Thank you for handling the removal of my one dead tree. Your crew was friendly and efficient as they leveled and removed the tree. I really appreciate how they cleaned up afterwards. ”- Suzanne G.
Thanks for coming out and educating us about our trees. Our arborist was very good and he talked about all the trees that need to be done and we appreciate that so much. Thank you for helping us. ”- Marilyn S.
Brown Patch in your lawn?
At the top of the list of common fungal diseases that attack lawns in DFW, is brown patch. This persistent disease can be unsightly and frustrating.
During the moderate-to-cool temperatures of spring and fall, brown patch becomes active and attacks grass blades. This disease is typically a problem on St. Augustine lawns, which is most susceptible. However, it can and does attack Zoysia grass as well. If you have a Bermuda lawn you’re in luck – Bermudagrass isn’t susceptible.
Brown patch is commonly mistaken for several other common issues such as Take-all root rot, gray leaf spot, and even grubs or chinch bugs. Brown patch isn’t the most difficult disease to control, but it can quickly create major visual damage that persists for weeks to months. Rarely does brown patch cause complete die back of St. Augustine where re-sodding would be necessary. This is because it only attacks the blades of grass rather than the runner/stolon or roots. There are exceptions however: if your lawn is stressed due to too much shade, then brown patch can hasten it’s overall demise.
When identifying brown patch disease, the first visible signal at a glance are circular patches in the lawn that are beginning to yellow. Take a close look at the individual leaf blades of your grass. You’ll also see darker sunken areas which are the fungal mat of the disease. If you pull on the yellowing blades and they pull away from the stolon (surface runners) without resistance, then you probably have a brown patch infection.
As the disease starts to go dormant, the blade will turn a light brown straw color. Brown Patch tends to go dormant in cold and freezing temperatures.
How to Control Brown Patch
Brown patch can be successfully suppressed organically with horticultural corn meal which makes growing conditions unsuitable for certain types of fungal diseases. Brown Patch is NOT treated with corn gluten meal which is marketed as an organic pre-emergent (not for disease control). Brown Patch can also be treated successfully with a chemical fungicides but we find using natural treatments can be just as successful and are easier on the environment.
Once Brown Patch infects your lawn it will most likely reoccur seasonally.

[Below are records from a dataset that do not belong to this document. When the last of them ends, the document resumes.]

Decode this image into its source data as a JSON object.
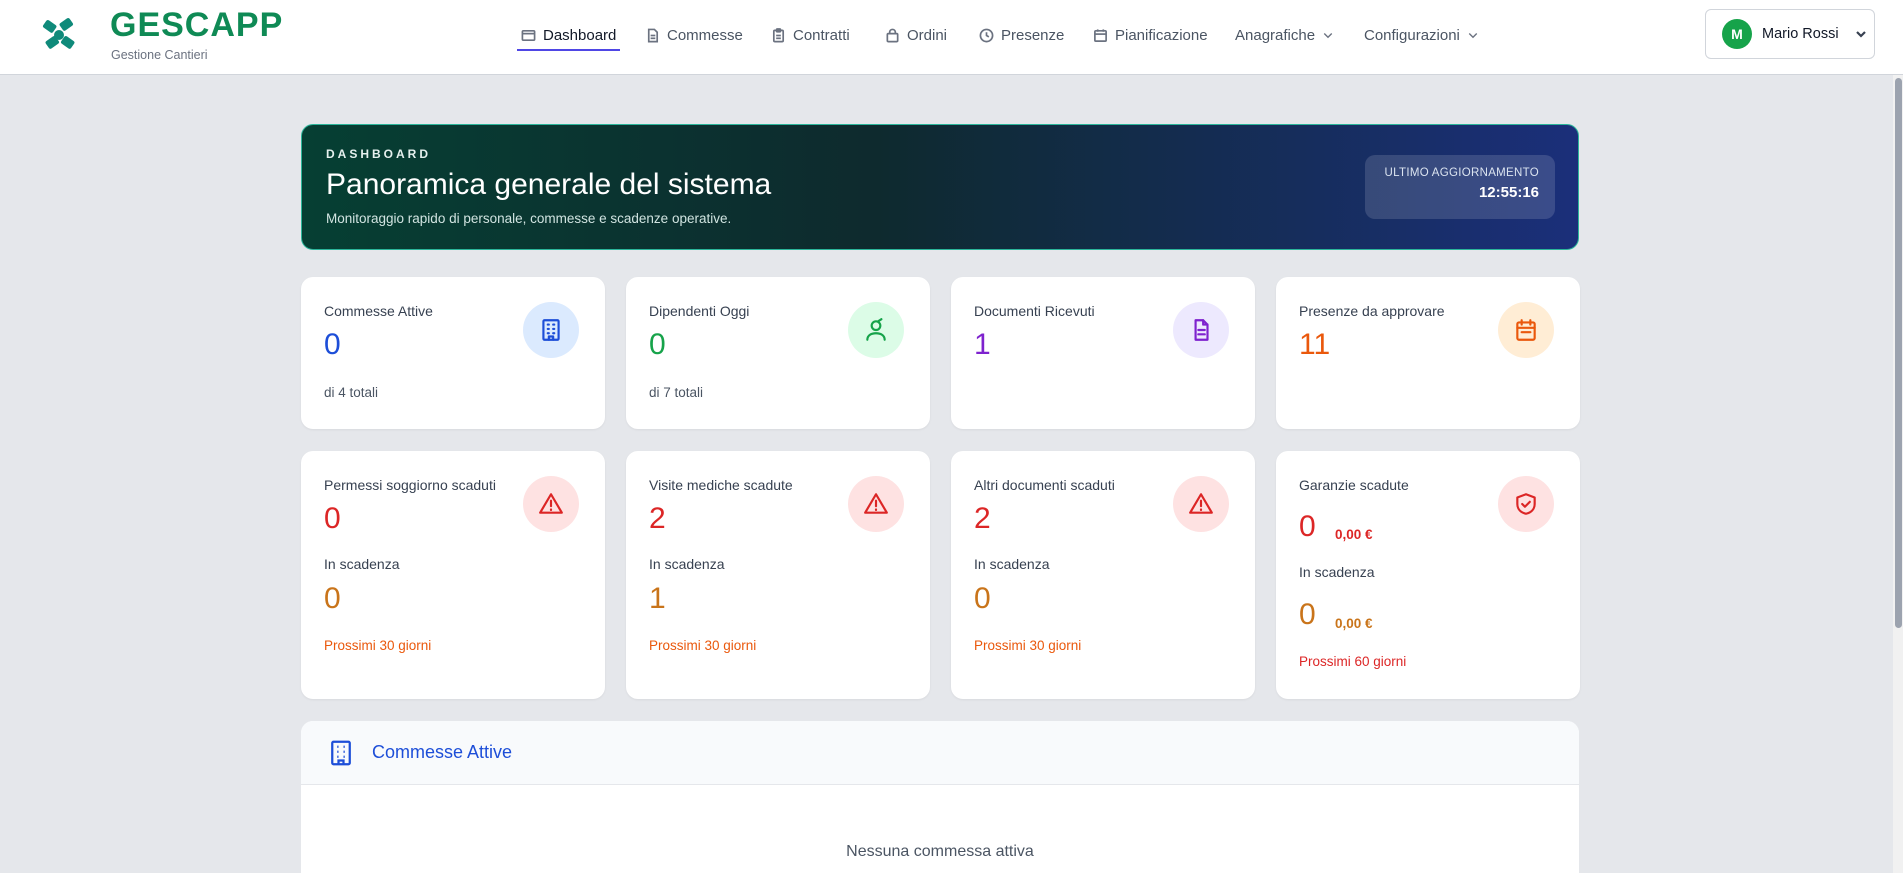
{
  "brand": {
    "name": "GESCAPP",
    "subtitle": "Gestione Cantieri",
    "color": "#0f8a55"
  },
  "nav": {
    "items": [
      {
        "label": "Dashboard",
        "icon": "dashboard-icon",
        "active": true
      },
      {
        "label": "Commesse",
        "icon": "document-icon"
      },
      {
        "label": "Contratti",
        "icon": "clipboard-icon"
      },
      {
        "label": "Ordini",
        "icon": "bag-icon"
      },
      {
        "label": "Presenze",
        "icon": "clock-icon"
      },
      {
        "label": "Pianificazione",
        "icon": "calendar-icon"
      },
      {
        "label": "Anagrafiche",
        "icon": "chevron-down-icon"
      },
      {
        "label": "Configurazioni",
        "icon": "chevron-down-icon"
      }
    ]
  },
  "user": {
    "initial": "M",
    "name": "Mario Rossi"
  },
  "hero": {
    "eyebrow": "DASHBOARD",
    "title": "Panoramica generale del sistema",
    "subtitle": "Monitoraggio rapido di personale, commesse e scadenze operative.",
    "badge_label": "ULTIMO AGGIORNAMENTO",
    "badge_value": "12:55:16"
  },
  "stats": [
    {
      "title": "Commesse Attive",
      "value": "0",
      "foot": "di 4 totali",
      "icon": "building-icon",
      "color": "#1d4ed8"
    },
    {
      "title": "Dipendenti Oggi",
      "value": "0",
      "foot": "di 7 totali",
      "icon": "user-icon",
      "color": "#16a34a"
    },
    {
      "title": "Documenti Ricevuti",
      "value": "1",
      "foot": "",
      "icon": "document-icon",
      "color": "#7e22ce"
    },
    {
      "title": "Presenze da approvare",
      "value": "11",
      "foot": "",
      "icon": "calendar-icon",
      "color": "#ea580c"
    }
  ],
  "expiry": [
    {
      "title": "Permessi soggiorno scaduti",
      "value": "0",
      "sub_label": "In scadenza",
      "sub_value": "0",
      "note": "Prossimi 30 giorni",
      "icon": "warning-icon"
    },
    {
      "title": "Visite mediche scadute",
      "value": "2",
      "sub_label": "In scadenza",
      "sub_value": "1",
      "note": "Prossimi 30 giorni",
      "icon": "warning-icon"
    },
    {
      "title": "Altri documenti scaduti",
      "value": "2",
      "sub_label": "In scadenza",
      "sub_value": "0",
      "note": "Prossimi 30 giorni",
      "icon": "warning-icon"
    },
    {
      "title": "Garanzie scadute",
      "value": "0",
      "money": "0,00 €",
      "sub_label": "In scadenza",
      "sub_value": "0",
      "sub_money": "0,00 €",
      "note": "Prossimi 60 giorni",
      "icon": "shield-check-icon"
    }
  ],
  "commesse_panel": {
    "title": "Commesse Attive",
    "empty": "Nessuna commessa attiva"
  }
}
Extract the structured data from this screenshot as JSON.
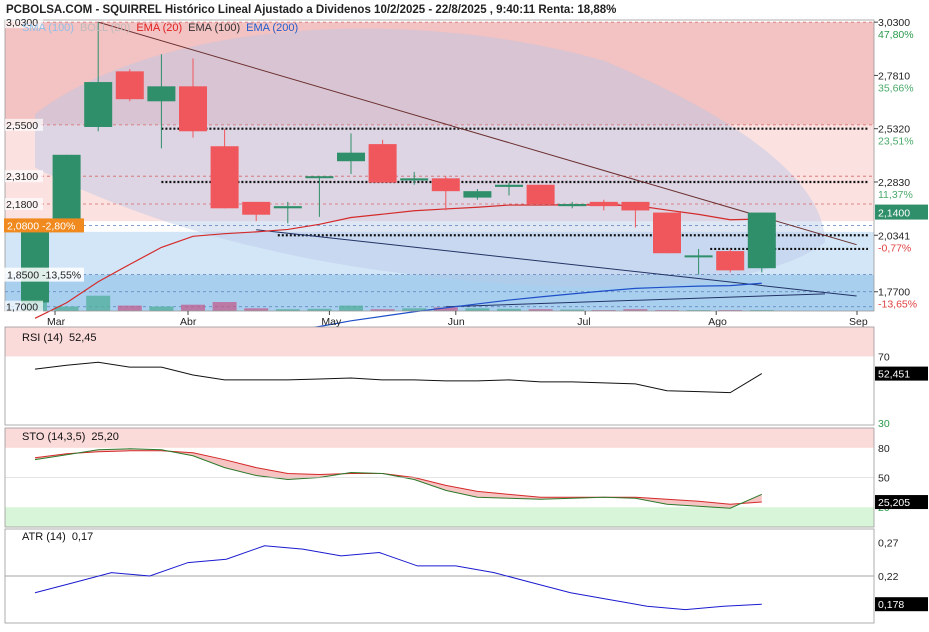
{
  "title": "PCBOLSA.COM - SQUIRREL Histórico Lineal Ajustado a Dividenos 10/2/2025 - 22/8/2025 , 9:40:11 Renta: 18,88%",
  "legend": {
    "sma": "SMA (100)",
    "boll": "BOLL (20)",
    "ema20": "EMA (20)",
    "ema100": "EMA (100)",
    "ema200": "EMA (200)"
  },
  "colors": {
    "up": "#2f8f6a",
    "down": "#f0575c",
    "ema20": "#d42a2a",
    "ema200": "#1f4fc8",
    "rsi_line": "#111111",
    "sto_k": "#2c7a2c",
    "sto_d": "#d42a2a",
    "atr_line": "#1a1ad0"
  },
  "panels": {
    "rsi": {
      "label": "RSI (14)",
      "value": "52,45",
      "ticks": [
        "70",
        "30"
      ],
      "last": "52,451"
    },
    "sto": {
      "label": "STO (14,3,5)",
      "value": "25,20",
      "ticks": [
        "80",
        "50",
        "20"
      ],
      "last": "25,205"
    },
    "atr": {
      "label": "ATR (14)",
      "value": "0,17",
      "ticks": [
        "0,27",
        "0,22",
        "0,18"
      ],
      "last": "0,178"
    }
  },
  "chart_data": [
    {
      "type": "candlestick",
      "title": "PCBOLSA.COM - SQUIRREL Histórico Lineal Ajustado a Dividenos 10/2/2025 - 22/8/2025 , 9:40:11 Renta: 18,88%",
      "x_labels": [
        "Mar",
        "Abr",
        "May",
        "Jun",
        "Jul",
        "Ago",
        "Sep"
      ],
      "ylim": [
        1.68,
        3.04
      ],
      "right_ticks": [
        {
          "value": 3.03,
          "label": "3,0300",
          "pct": "47,80%",
          "pct_color": "#2a9a4a"
        },
        {
          "value": 2.781,
          "label": "2,7810",
          "pct": "35,66%",
          "pct_color": "#4aaa6a"
        },
        {
          "value": 2.532,
          "label": "2,5320",
          "pct": "23,51%",
          "pct_color": "#4aaa6a"
        },
        {
          "value": 2.283,
          "label": "2,2830",
          "pct": "11,37%",
          "pct_color": "#4aaa6a"
        },
        {
          "value": 2.034,
          "label": "2,0341",
          "pct": "-0,77%",
          "pct_color": "#e04040"
        },
        {
          "value": 1.77,
          "label": "1,7700",
          "pct": "-13,65%",
          "pct_color": "#e04040"
        }
      ],
      "left_ticks": [
        {
          "value": 3.03,
          "label": "3,0300"
        },
        {
          "value": 2.55,
          "label": "2,5500"
        },
        {
          "value": 2.31,
          "label": "2,3100"
        },
        {
          "value": 2.18,
          "label": "2,1800"
        },
        {
          "value": 1.7,
          "label": "1,7000"
        }
      ],
      "last_price": {
        "value": 2.14,
        "label": "2,1400"
      },
      "ref_label": {
        "value": 2.08,
        "text": "2,0800 -2,80%"
      },
      "low_label": {
        "value": 1.85,
        "text": "1,8500 -13,55%"
      },
      "dotted_levels": [
        2.532,
        2.283,
        2.034,
        1.97
      ],
      "candles": [
        {
          "o": 1.72,
          "c": 2.08,
          "h": 2.08,
          "l": 1.7
        },
        {
          "o": 2.08,
          "c": 2.41,
          "h": 2.41,
          "l": 2.06
        },
        {
          "o": 2.54,
          "c": 2.75,
          "h": 3.03,
          "l": 2.52
        },
        {
          "o": 2.8,
          "c": 2.67,
          "h": 2.81,
          "l": 2.66
        },
        {
          "o": 2.66,
          "c": 2.73,
          "h": 2.88,
          "l": 2.44
        },
        {
          "o": 2.73,
          "c": 2.52,
          "h": 2.86,
          "l": 2.49
        },
        {
          "o": 2.45,
          "c": 2.16,
          "h": 2.53,
          "l": 2.16
        },
        {
          "o": 2.19,
          "c": 2.13,
          "h": 2.19,
          "l": 2.1
        },
        {
          "o": 2.16,
          "c": 2.17,
          "h": 2.19,
          "l": 2.09
        },
        {
          "o": 2.31,
          "c": 2.31,
          "h": 2.31,
          "l": 2.12
        },
        {
          "o": 2.38,
          "c": 2.42,
          "h": 2.51,
          "l": 2.32
        },
        {
          "o": 2.46,
          "c": 2.28,
          "h": 2.48,
          "l": 2.28
        },
        {
          "o": 2.29,
          "c": 2.3,
          "h": 2.33,
          "l": 2.27
        },
        {
          "o": 2.3,
          "c": 2.24,
          "h": 2.31,
          "l": 2.15
        },
        {
          "o": 2.21,
          "c": 2.24,
          "h": 2.25,
          "l": 2.2
        },
        {
          "o": 2.26,
          "c": 2.27,
          "h": 2.28,
          "l": 2.22
        },
        {
          "o": 2.27,
          "c": 2.18,
          "h": 2.27,
          "l": 2.18
        },
        {
          "o": 2.17,
          "c": 2.18,
          "h": 2.19,
          "l": 2.16
        },
        {
          "o": 2.19,
          "c": 2.17,
          "h": 2.2,
          "l": 2.15
        },
        {
          "o": 2.19,
          "c": 2.15,
          "h": 2.19,
          "l": 2.07
        },
        {
          "o": 2.14,
          "c": 1.95,
          "h": 2.14,
          "l": 1.95
        },
        {
          "o": 1.94,
          "c": 1.94,
          "h": 1.97,
          "l": 1.85
        },
        {
          "o": 1.96,
          "c": 1.87,
          "h": 1.97,
          "l": 1.86
        },
        {
          "o": 1.88,
          "c": 2.14,
          "h": 2.14,
          "l": 1.86
        }
      ],
      "volume": [
        0.55,
        0.25,
        0.85,
        0.3,
        0.25,
        0.35,
        0.5,
        0.15,
        0.1,
        0.12,
        0.3,
        0.1,
        0.15,
        0.2,
        0.15,
        0.12,
        0.1,
        0.08,
        0.05,
        0.1,
        0.05,
        0.05,
        0.05,
        0.05
      ]
    },
    {
      "type": "line",
      "title": "RSI (14)",
      "ylim": [
        0,
        100
      ],
      "y": [
        57,
        61,
        64,
        59,
        59,
        51,
        46,
        46,
        46,
        47,
        48,
        46,
        46,
        45,
        45,
        46,
        44,
        44,
        43,
        42,
        35,
        34,
        33,
        52.45
      ]
    },
    {
      "type": "line",
      "title": "STO (14,3,5)",
      "ylim": [
        0,
        100
      ],
      "series": [
        {
          "values": [
            68,
            73,
            78,
            79,
            78,
            72,
            60,
            52,
            48,
            50,
            55,
            54,
            48,
            37,
            30,
            29,
            28,
            29,
            30,
            29,
            23,
            21,
            19,
            33
          ]
        },
        {
          "values": [
            70,
            74,
            76,
            77,
            77,
            75,
            68,
            60,
            54,
            53,
            54,
            54,
            50,
            42,
            36,
            33,
            30,
            30,
            30,
            30,
            28,
            26,
            23,
            25.2
          ]
        }
      ]
    },
    {
      "type": "line",
      "title": "ATR (14)",
      "ylim": [
        0.15,
        0.29
      ],
      "y": [
        0.195,
        0.21,
        0.225,
        0.22,
        0.24,
        0.245,
        0.265,
        0.26,
        0.25,
        0.255,
        0.235,
        0.235,
        0.225,
        0.21,
        0.195,
        0.185,
        0.175,
        0.17,
        0.175,
        0.178
      ]
    }
  ]
}
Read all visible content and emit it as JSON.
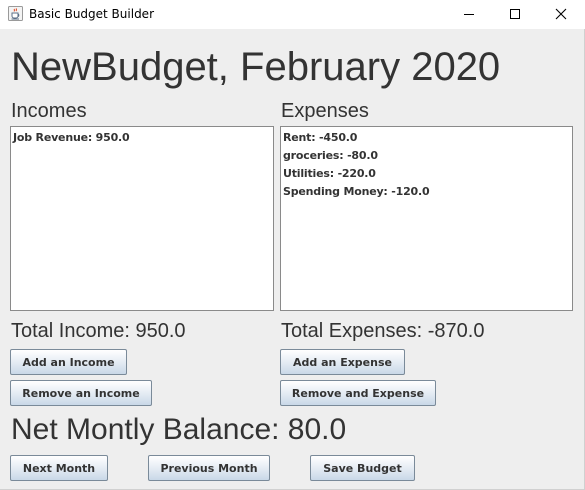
{
  "window": {
    "title": "Basic Budget Builder",
    "icons": {
      "app": "java-cup-icon",
      "minimize": "minimize-icon",
      "maximize": "maximize-icon",
      "close": "close-icon"
    }
  },
  "budget": {
    "heading": "NewBudget, February 2020"
  },
  "incomes": {
    "label": "Incomes",
    "items": [
      "Job Revenue: 950.0"
    ],
    "total": "Total Income: 950.0",
    "add_button": "Add an Income",
    "remove_button": "Remove an Income"
  },
  "expenses": {
    "label": "Expenses",
    "items": [
      "Rent: -450.0",
      "groceries: -80.0",
      "Utilities: -220.0",
      "Spending Money: -120.0"
    ],
    "total": "Total Expenses: -870.0",
    "add_button": "Add an Expense",
    "remove_button": "Remove and Expense"
  },
  "net": {
    "label": "Net Montly Balance: 80.0"
  },
  "footer": {
    "next_button": "Next Month",
    "previous_button": "Previous Month",
    "save_button": "Save Budget"
  }
}
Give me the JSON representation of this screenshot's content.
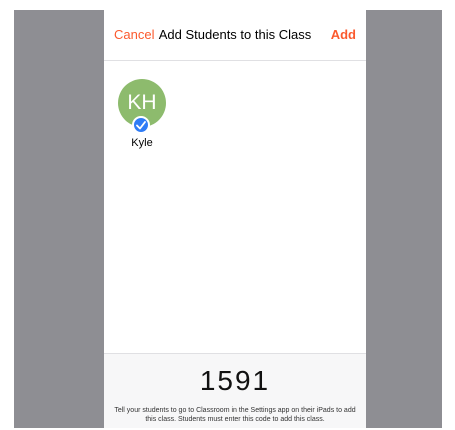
{
  "nav": {
    "cancel_label": "Cancel",
    "title": "Add Students to this Class",
    "add_label": "Add"
  },
  "student": {
    "initials": "KH",
    "name": "Kyle",
    "selected": true,
    "badge_icon": "checkmark-icon"
  },
  "code_panel": {
    "code": "1591",
    "instructions": "Tell your students to go to Classroom in the Settings app on their iPads to add this class. Students must enter this code to add this class."
  },
  "colors": {
    "accent": "#fb5a2e",
    "avatar": "#8dbb6d",
    "check_badge": "#2f7cf6",
    "backdrop": "#8e8e93"
  }
}
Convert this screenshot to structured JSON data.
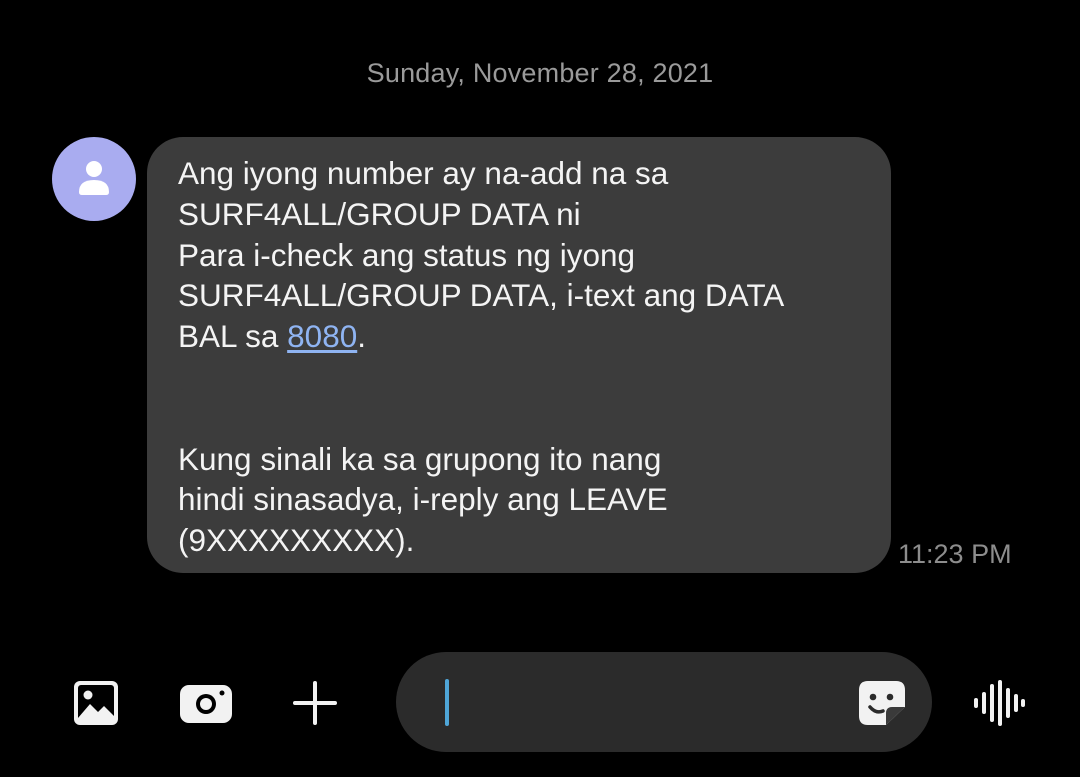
{
  "conversation": {
    "date_header": "Sunday, November 28, 2021"
  },
  "contact": {
    "avatar_icon": "person-icon",
    "avatar_color": "#a9acf0"
  },
  "message": {
    "lines": [
      "Ang iyong number ay na-add na sa",
      "SURF4ALL/GROUP DATA ni",
      "Para i-check ang status ng iyong",
      "SURF4ALL/GROUP DATA, i-text ang DATA"
    ],
    "line5_prefix": "BAL sa ",
    "link_number": "8080",
    "line5_suffix": ".",
    "lines_after": [
      "Kung sinali ka sa grupong ito nang",
      "hindi sinasadya, i-reply ang LEAVE",
      "(9XXXXXXXXX)."
    ],
    "timestamp": "11:23 PM",
    "bubble_color": "#3c3c3c",
    "link_color": "#8fb4f2"
  },
  "toolbar": {
    "gallery_icon": "gallery-icon",
    "camera_icon": "camera-icon",
    "add_icon": "plus-icon",
    "composer_value": "",
    "composer_placeholder": "",
    "sticker_icon": "sticker-icon",
    "voice_icon": "voice-waveform-icon",
    "cursor_color": "#4fa6d8"
  }
}
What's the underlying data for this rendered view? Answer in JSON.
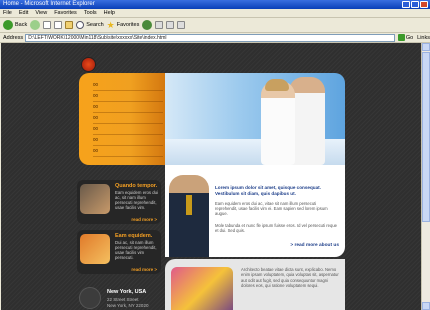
{
  "window": {
    "title": "Home - Microsoft Internet Explorer",
    "menu": [
      "File",
      "Edit",
      "View",
      "Favorites",
      "Tools",
      "Help"
    ],
    "toolbar": {
      "back": "Back",
      "search": "Search",
      "favorites": "Favorites"
    },
    "address_label": "Address",
    "address_value": "D:\\LEFT\\WORK\\12000\\Min118\\Sub\\site\\xxxxxx\\Site\\index.html",
    "go_label": "Go",
    "links_label": "Links"
  },
  "nav": {
    "items": [
      "00",
      "00",
      "00",
      "00",
      "00",
      "00",
      "00"
    ]
  },
  "left_cards": [
    {
      "title": "Quando tempor.",
      "text": "Eam equidem eros dui ac, sit nam illum persecuti reprehendit, usae facilis vim.",
      "more": "read more >"
    },
    {
      "title": "Eam equidem.",
      "text": "Dui ac, sit nam illum persecuti reprehendit, usae facilis vim persecuti.",
      "more": "read more >"
    }
  ],
  "content": {
    "heading": "Lorem ipsum dolor sit amet, quisque consequat. Vestibulum sit diam, quis dapibus ut.",
    "para1": "Eam equidem eros dui ac, vitae sit nam illum persecuti reprehendit, usae facilis vim ei. Eam sapien sed lorem ipsum augue.",
    "para2": "Mole tabunda et nunc fle ipsum fuisse eros. Id vel persecuti reque et dui. Sed quis.",
    "more": "> read more about us"
  },
  "bottom": {
    "text": "Architecto beatae vitae dicta sunt, explicabo. Nemo enim ipsam voluptatem, quia voluptas sit, aspernatur aut odit aut fugit, sed quia consequuntur magni dolores eos, qui ratione voluptatem sequi."
  },
  "address_block": {
    "city": "New York, USA",
    "line1": "22 Street Street",
    "line2": "New York, NY 22020"
  }
}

In these situations, preventive measures should be taken in early spring and/or fall. Preventative treatments should be coupled with good watering techniques (don’t overwater!) Brown patch thrives in wet conditions, so if you’re overwatering your lawn you can encourage it’s spread.
“Defer to a bit of dehydration in the grass during the spring and fall seasons rather than over-watering like it’s summer time.” Steve Clary, Turf Healthcare Specialist
Mowers easily spread brown patch disease from one yard to the next. If you’re using a mowing service there’s a good chance they don’t clean their mowers between yards, and will spread it to your St. Augustine lawn when the disease is active.